When I was 11, my big brother accused me of being shallow. But I assured him I had a rich inner life and could prove it.
Here’s how: As far back as I remember, I filled sketchbooks with picture narratives of animal characters romping at the beach, playing ball, having picnics. No doubt I was inspired by the books our mom read us every day, ones with animal characters – The Wind in the Willows, Dr. Dolittle, Just So Stories and 101 Dalmatians.
By second grade I drew groundhog families living an alternative lifestyle in underground homes where they used cleverly crafted acorn-cap cups and oak leaf plates. When my classmates badgered me for copies, I figured out how to use carbon paper to create more than one at a time. That was also the year I penned – penciled, actually – “The Lonely Easter Bunny”, a rhythmic rhyming poem that I recited for my class.
In sixth grade, my budding concern for social issues showed in my “Ban the Litterbug,” a story about a cop who invented a tool he could aim at litter on the ground, zap and disintegrate it. Then there was the character I named Rhea Barton, “a business woman,” an idea that fascinated me (obvious by how often I refer to her as “a business woman”) as I lived in a suburb full of housewives back then.
My brother still meted out harsh criticism of the fanciful stories I was writing in 7th grade while he was reading the works of Freud and Alan Watts’ books on eastern religions. I plowed on, despite his naysaying.
My high school English teacher invited me into her special Creative Writing class. Those were stressful times when I wrote an existential story that depresses me even now. But as graduation approached I wrote something fun, “The Best for Last”, about a little boy alone all day in an apartment. (I knew no one who lived in apartments and left their kid home alone). Even on his birthday his mom went to work and while she was out he received a series of three mysterious packages: Out of the first one popped the Mumblecrum, a chaotic and disruptive creature. The second contained the obsessive-compulsive Twitchnickety. And the final one — the best for last — was a little boy just like himself who was perfect company. The next year, a friend in art school in New York said she’d illustrate it, and we’d get it published. I never saw her again.

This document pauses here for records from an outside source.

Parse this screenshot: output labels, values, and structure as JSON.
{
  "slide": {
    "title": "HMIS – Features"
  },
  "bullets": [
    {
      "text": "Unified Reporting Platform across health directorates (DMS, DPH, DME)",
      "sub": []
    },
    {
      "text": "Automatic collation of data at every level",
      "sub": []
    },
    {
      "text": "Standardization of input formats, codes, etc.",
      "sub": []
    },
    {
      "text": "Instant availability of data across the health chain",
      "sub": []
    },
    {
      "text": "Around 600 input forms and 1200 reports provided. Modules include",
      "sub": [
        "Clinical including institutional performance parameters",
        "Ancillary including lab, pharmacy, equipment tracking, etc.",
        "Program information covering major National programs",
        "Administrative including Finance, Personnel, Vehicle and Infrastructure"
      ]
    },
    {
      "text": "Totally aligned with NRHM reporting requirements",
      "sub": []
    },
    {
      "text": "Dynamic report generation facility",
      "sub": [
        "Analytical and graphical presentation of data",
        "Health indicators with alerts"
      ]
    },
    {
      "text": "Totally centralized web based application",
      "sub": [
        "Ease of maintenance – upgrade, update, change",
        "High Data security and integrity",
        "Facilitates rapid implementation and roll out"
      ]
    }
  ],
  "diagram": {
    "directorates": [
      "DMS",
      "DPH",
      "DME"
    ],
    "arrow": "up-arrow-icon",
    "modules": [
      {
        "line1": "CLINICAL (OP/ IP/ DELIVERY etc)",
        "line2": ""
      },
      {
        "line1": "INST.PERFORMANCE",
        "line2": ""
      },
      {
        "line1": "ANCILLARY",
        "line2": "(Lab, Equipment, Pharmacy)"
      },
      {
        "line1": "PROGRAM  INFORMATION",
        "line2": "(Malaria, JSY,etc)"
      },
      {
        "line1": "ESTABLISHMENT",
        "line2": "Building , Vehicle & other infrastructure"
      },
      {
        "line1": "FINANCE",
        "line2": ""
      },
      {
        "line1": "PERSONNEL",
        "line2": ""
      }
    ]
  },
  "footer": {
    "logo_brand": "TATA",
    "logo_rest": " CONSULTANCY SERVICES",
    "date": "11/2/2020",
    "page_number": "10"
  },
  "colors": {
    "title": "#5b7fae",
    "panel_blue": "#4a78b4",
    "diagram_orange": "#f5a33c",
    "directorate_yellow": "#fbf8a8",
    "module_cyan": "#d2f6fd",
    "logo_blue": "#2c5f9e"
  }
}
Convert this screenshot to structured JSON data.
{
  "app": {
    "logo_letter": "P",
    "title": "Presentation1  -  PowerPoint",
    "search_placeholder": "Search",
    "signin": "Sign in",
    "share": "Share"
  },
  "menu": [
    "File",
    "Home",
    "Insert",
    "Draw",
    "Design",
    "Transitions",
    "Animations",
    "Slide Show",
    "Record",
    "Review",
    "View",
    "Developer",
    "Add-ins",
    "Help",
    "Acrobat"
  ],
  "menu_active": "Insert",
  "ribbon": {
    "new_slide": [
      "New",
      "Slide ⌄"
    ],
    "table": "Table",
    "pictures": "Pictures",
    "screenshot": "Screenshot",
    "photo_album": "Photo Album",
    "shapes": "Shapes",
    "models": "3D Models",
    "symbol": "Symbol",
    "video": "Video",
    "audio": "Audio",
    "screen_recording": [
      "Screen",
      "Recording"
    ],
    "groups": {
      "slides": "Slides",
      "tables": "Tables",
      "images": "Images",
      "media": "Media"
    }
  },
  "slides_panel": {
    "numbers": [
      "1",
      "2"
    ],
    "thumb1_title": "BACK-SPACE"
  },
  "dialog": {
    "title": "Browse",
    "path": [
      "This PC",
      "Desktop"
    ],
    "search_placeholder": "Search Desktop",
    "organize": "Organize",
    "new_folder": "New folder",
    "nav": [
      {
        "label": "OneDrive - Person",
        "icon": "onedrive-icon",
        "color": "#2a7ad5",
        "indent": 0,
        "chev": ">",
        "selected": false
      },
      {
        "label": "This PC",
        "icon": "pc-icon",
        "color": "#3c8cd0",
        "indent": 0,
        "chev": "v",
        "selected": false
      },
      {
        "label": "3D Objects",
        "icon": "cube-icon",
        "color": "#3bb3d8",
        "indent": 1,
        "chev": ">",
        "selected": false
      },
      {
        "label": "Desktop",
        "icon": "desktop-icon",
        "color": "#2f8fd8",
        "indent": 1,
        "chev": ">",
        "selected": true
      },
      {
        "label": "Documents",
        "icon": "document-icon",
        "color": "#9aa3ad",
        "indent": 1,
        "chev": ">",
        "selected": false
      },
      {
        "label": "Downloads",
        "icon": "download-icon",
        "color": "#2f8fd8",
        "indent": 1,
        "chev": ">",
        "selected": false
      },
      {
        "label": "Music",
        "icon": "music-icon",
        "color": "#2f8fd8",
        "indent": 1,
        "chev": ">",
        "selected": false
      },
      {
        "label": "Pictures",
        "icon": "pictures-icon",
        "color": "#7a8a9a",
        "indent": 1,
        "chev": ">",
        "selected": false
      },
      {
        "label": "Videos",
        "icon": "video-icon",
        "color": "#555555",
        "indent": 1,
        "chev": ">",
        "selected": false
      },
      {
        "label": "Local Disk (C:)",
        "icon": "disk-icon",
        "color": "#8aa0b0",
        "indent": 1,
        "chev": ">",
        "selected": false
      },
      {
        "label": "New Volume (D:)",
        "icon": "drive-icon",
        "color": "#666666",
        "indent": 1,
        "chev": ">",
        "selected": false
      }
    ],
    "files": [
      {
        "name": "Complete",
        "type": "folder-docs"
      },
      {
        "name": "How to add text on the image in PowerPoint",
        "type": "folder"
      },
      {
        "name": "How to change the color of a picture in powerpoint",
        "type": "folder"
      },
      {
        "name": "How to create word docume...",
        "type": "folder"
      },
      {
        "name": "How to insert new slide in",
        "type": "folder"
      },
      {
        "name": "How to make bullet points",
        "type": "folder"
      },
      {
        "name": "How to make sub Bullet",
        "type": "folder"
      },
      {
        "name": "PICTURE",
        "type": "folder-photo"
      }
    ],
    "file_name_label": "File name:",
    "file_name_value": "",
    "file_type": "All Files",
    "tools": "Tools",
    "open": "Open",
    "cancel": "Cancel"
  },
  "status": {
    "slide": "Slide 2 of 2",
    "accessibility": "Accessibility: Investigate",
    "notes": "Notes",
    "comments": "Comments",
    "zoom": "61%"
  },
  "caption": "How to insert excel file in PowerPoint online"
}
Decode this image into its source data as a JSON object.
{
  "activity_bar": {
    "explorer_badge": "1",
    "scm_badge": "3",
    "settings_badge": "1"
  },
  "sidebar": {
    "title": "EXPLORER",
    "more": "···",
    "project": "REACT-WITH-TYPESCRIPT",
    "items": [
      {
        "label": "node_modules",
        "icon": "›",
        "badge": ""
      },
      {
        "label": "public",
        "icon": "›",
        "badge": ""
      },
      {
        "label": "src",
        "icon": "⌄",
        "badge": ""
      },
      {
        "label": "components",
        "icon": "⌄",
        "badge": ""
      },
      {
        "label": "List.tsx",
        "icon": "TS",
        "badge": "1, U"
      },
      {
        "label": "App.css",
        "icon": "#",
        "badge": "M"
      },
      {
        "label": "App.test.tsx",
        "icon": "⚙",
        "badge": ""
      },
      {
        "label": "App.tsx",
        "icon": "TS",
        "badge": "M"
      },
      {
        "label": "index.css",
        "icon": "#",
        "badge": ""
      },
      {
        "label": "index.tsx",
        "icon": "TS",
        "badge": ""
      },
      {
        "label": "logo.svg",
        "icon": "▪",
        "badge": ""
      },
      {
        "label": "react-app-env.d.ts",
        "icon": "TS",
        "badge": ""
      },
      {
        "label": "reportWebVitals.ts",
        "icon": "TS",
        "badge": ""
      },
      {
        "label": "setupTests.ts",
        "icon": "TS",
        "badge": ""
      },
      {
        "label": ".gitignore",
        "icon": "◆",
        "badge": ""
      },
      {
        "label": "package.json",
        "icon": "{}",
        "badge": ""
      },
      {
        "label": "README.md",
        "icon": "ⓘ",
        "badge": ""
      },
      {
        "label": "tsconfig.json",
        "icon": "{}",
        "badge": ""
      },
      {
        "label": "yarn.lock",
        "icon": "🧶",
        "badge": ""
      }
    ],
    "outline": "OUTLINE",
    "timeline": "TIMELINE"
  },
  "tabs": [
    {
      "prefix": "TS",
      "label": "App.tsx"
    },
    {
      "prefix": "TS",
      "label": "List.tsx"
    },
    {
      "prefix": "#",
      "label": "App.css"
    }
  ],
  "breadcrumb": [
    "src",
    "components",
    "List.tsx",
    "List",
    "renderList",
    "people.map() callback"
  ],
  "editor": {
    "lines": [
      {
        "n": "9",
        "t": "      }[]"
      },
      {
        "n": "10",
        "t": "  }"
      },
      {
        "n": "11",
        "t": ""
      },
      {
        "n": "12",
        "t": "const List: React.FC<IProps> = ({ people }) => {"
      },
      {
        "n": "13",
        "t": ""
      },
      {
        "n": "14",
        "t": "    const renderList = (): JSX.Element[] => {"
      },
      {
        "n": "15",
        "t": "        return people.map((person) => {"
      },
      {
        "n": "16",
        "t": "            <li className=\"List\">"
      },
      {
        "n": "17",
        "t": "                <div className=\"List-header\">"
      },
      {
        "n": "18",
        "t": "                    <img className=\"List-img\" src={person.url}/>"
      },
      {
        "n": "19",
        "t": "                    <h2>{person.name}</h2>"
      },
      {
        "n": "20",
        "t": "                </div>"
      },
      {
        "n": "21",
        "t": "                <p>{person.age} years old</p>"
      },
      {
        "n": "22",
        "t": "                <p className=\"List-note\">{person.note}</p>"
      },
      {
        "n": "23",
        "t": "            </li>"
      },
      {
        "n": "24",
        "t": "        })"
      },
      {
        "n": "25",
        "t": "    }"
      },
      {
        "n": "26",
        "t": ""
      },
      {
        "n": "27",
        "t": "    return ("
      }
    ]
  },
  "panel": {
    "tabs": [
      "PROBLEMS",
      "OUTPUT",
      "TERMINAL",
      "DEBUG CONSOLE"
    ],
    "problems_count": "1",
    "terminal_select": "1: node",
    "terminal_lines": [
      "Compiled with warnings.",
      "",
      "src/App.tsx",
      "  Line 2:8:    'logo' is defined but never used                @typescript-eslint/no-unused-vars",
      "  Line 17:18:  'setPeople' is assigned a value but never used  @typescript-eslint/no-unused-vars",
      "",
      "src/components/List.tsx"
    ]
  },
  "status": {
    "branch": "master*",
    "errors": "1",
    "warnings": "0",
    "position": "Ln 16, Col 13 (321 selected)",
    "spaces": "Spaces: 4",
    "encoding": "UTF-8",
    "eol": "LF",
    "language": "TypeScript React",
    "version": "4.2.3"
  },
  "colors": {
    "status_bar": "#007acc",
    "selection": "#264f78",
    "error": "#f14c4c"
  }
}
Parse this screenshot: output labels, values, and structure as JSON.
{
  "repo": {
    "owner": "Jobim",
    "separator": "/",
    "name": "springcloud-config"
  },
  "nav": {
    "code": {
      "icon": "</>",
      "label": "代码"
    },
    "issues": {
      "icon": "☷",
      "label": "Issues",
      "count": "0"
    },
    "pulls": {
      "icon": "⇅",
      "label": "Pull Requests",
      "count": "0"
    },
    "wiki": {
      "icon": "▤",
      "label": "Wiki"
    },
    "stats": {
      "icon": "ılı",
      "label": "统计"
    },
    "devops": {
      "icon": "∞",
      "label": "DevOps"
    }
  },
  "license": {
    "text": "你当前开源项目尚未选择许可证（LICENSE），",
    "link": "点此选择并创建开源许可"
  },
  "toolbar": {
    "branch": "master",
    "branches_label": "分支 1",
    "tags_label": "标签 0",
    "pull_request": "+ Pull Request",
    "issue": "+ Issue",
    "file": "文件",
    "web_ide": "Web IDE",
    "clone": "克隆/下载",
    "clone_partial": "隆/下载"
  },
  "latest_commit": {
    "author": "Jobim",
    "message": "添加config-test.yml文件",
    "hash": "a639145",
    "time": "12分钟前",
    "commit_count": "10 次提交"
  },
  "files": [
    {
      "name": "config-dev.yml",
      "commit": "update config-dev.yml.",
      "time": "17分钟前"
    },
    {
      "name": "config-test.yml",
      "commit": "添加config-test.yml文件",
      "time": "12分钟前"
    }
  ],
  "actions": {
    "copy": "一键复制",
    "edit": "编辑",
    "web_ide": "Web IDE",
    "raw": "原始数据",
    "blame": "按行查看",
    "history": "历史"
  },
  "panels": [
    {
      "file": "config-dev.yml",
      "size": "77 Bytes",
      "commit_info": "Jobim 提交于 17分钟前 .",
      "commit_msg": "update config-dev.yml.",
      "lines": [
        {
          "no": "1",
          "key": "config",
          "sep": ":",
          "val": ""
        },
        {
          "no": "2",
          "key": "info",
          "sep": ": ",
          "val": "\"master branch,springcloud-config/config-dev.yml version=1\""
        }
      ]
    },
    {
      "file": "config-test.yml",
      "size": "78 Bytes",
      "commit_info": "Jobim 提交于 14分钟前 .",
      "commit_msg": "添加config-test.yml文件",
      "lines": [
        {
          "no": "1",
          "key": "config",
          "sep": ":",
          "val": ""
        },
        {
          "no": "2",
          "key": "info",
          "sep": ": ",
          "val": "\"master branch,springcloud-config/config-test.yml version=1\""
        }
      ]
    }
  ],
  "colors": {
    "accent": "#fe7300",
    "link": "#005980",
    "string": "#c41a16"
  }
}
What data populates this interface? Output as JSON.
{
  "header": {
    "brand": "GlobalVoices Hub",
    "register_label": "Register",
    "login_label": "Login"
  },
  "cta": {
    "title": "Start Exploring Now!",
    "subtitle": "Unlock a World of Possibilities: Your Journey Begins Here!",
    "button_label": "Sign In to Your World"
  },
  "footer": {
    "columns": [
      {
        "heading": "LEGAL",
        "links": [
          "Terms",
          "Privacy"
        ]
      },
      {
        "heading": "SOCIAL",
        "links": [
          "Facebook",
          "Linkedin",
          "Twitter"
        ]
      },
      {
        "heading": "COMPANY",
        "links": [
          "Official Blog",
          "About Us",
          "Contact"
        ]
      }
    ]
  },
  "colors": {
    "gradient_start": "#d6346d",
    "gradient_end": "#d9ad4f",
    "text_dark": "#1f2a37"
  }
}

In all these stories, oddballs did extraordinary things in places I only imagined. I wanted to do those things and visit those places and set out to do so.
Now I present “Sylvie Denied,” a coming of age story about someone who goes to all the wrong places and meets all the wrong people as she struggles to find where she fits. She shares a lot in common with me.